SKEFFLING (St. Helen), a parish, in the union of Patrington, S. division of the wapentake of Holderness, E. riding of York, 4½ miles (S. E. by E.) from Patrington; containing 200 inhabitants. It comprises 1613a. 1r. 25p., of which 244 acres are meadow and pasture, and the remainder arable land: the soil is of a productive quality; the surface is level and uninteresting. The village is situated about half a mile from the Humber, and three miles from the sea. The living is a perpetual curacy, valued in the king's books at £5; income, £53; patron and impropriator, the Rev. H. T. Holme. The church is principally in the later English style. There is a place of worship for Wesleyans.
SKEGBY, a parish, in the union of Mansfield, N. division of the wapentake of Broxtow and of the county of Nottingham, 3 miles (W.) from Mansfield; containing 775 inhabitants. It comprises 1425 acres, of which 50 are plantation, and the remainder arable and pasture. The substratum contains coal, of which some mines are in operation, and limestone, which is quarried for burning into lime. The Skegby lime, recently discovered, is equal to cement for the erection of bridges, constructing pit-works, lining water-cisterns, &c.; it was used for the bridges, tunnels, &c, of the North Midland railway. John Dodsley, Esq., lord of the manor, resides at the Hall, and occasionally holds a court. The village is pleasantly situated on the opposite acclivities of a deep valley, near the source of the river Meden; the inhabitants are partly employed in frame-work knitting. The living is a perpetual curacy; net income, £78; patron and impropriator, the Duke of Portland, as lessee under the Dean and Chapter of Lincoln. The church is a small stone edifice with a tower, on an eminence some distance from the village; it contains monuments to the Lindley family. The Wesleyans have a place of worship. A Sunday school has been established.

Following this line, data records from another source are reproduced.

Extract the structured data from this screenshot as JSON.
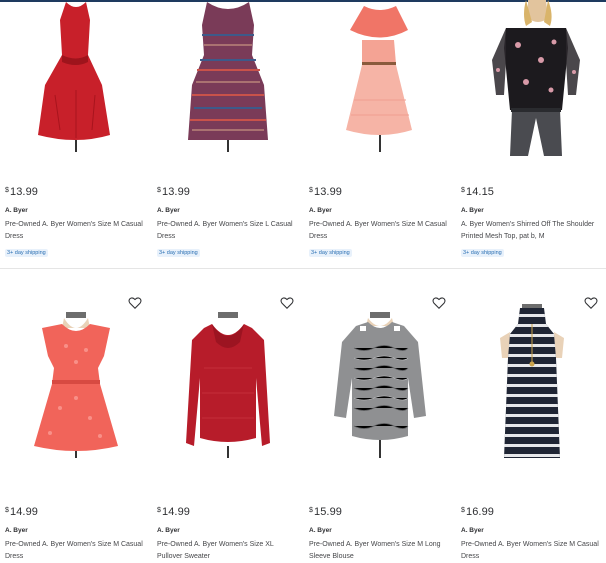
{
  "products": [
    {
      "price_cur": "$",
      "price_amt": "13.99",
      "brand": "A. Byer",
      "title": "Pre-Owned A. Byer Women's Size M Casual Dress",
      "shipping": "3+ day shipping",
      "fav": false,
      "image": "red-dress"
    },
    {
      "price_cur": "$",
      "price_amt": "13.99",
      "brand": "A. Byer",
      "title": "Pre-Owned A. Byer Women's Size L Casual Dress",
      "shipping": "3+ day shipping",
      "fav": false,
      "image": "printed-dress"
    },
    {
      "price_cur": "$",
      "price_amt": "13.99",
      "brand": "A. Byer",
      "title": "Pre-Owned A. Byer Women's Size M Casual Dress",
      "shipping": "3+ day shipping",
      "fav": false,
      "image": "coral-dress"
    },
    {
      "price_cur": "$",
      "price_amt": "14.15",
      "brand": "A. Byer",
      "title": "A. Byer Women's Shirred Off The Shoulder Printed Mesh Top, pat b, M",
      "shipping": "3+ day shipping",
      "fav": false,
      "image": "floral-top-model"
    },
    {
      "price_cur": "$",
      "price_amt": "14.99",
      "brand": "A. Byer",
      "title": "Pre-Owned A. Byer Women's Size M Casual Dress",
      "fav": true,
      "image": "coral-lace-dress"
    },
    {
      "price_cur": "$",
      "price_amt": "14.99",
      "brand": "A. Byer",
      "title": "Pre-Owned A. Byer Women's Size XL Pullover Sweater",
      "fav": true,
      "image": "red-sweater"
    },
    {
      "price_cur": "$",
      "price_amt": "15.99",
      "brand": "A. Byer",
      "title": "Pre-Owned A. Byer Women's Size M Long Sleeve Blouse",
      "fav": true,
      "image": "gray-blouse"
    },
    {
      "price_cur": "$",
      "price_amt": "16.99",
      "brand": "A. Byer",
      "title": "Pre-Owned A. Byer Women's Size M Casual Dress",
      "fav": true,
      "image": "striped-dress"
    }
  ],
  "colors": {
    "accent": "#1e3a5f",
    "shipping_bg": "#e8f1fb",
    "shipping_text": "#2a6fb3"
  }
}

Skegness (St. Clement)
SKEGNESS (St. Clement), a parish, in the union of Spilsby, Marsh division of the wapentake of Candleshoe, parts of Lindsey, county of Lincoln, 3¾ miles (E. by S.) from Burgh; containing 316 inhabitants. Here was once a considerable town, having a haven and a castle, and surrounded by walls; it was swallowed up by the sea. From its situation on an advantageous part of the coast, the place is resorted to by visiters for sea-bathing, and is also a coast-guard station, of which the head-quarters are at Grimsby. The living is a discharged rectory, valued in the king's books at £15. 6. 8.; income, £103; patron, the Earl of Scarborough.
SKELBROOKE, a chapelry, in the parish of South Kirby, Upper division of the wapentake of Osgoldcross, W. riding of York, 7¼ miles (N. W. by N.) from Doncaster; containing 104 inhabitants. This place is memorable for a meeting in 1541, between Henry VIII. and the clergy of York headed by their archbishop, who presented that monarch with the sum of £600. The chapelry includes part of the ancient forest of Barnsdale, the celebrated haunt of Robin Hood; and comprises by computation 1200 acres of land, the property of John P. Nevile, Esq., who is lord of the manor. The village is situated on the north bank of the small river Skell, from which it takes its name; and the surrounding scenery is pleasing. The chapel, dedicated to St. Michael, is a small ancient structure, repaired a few years since: the living is a perpetual curacy; net income, £60; patron and impropriator, Mr. Nevile.
SKELDING, a township, in the parish of Ripon, Lower division of the wapentake of Claro, W. riding of York, 6½ miles (W. by S.) from Ripon; containing 48 inhabitants. The township comprises 963 acres, including 180 waste land or common. The village is situated on the north bank of the small river Skell.